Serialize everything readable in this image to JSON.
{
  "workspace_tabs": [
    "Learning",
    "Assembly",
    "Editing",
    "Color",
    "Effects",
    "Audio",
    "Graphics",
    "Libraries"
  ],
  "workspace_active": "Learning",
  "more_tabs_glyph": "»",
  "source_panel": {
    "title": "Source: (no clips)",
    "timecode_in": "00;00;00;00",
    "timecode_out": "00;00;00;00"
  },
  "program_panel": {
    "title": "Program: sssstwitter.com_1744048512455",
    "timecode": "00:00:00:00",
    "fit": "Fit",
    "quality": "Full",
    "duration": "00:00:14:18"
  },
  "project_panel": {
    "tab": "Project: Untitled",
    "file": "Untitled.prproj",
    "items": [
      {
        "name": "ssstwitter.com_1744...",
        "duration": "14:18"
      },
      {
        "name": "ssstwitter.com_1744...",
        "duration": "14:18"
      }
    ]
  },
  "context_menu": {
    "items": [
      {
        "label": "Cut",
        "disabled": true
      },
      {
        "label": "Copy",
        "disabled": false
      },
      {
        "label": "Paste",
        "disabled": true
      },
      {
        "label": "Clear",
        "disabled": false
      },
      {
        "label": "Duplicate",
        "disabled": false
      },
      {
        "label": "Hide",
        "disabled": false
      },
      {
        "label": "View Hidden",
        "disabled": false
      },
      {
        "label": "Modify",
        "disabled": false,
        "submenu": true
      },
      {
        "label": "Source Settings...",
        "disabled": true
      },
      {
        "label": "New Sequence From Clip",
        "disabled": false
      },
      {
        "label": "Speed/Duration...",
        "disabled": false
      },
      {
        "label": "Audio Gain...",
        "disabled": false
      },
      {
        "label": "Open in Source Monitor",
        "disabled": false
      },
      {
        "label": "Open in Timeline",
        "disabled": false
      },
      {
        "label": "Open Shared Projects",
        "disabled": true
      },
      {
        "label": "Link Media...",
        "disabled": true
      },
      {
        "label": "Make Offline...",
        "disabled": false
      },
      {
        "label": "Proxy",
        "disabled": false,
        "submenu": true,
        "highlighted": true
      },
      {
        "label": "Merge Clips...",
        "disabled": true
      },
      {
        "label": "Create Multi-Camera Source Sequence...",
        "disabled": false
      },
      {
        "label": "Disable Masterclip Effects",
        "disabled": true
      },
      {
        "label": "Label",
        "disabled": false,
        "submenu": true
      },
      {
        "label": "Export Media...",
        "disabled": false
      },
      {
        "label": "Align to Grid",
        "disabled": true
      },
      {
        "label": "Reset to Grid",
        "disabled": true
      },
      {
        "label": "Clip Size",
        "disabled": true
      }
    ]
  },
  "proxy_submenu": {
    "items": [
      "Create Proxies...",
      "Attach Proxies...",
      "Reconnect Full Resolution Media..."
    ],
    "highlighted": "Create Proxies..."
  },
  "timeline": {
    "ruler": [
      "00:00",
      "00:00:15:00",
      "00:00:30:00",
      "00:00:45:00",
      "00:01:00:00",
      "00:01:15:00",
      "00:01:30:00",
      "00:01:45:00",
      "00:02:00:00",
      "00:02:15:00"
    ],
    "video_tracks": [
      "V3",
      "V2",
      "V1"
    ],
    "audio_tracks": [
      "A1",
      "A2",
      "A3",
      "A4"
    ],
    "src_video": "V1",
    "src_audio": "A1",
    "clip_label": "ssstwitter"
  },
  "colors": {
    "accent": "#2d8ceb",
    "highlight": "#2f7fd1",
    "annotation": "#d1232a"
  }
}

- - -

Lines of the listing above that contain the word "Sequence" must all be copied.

        "label": "New Sequence From Clip",
        "label": "Create Multi-Camera Source Sequence...",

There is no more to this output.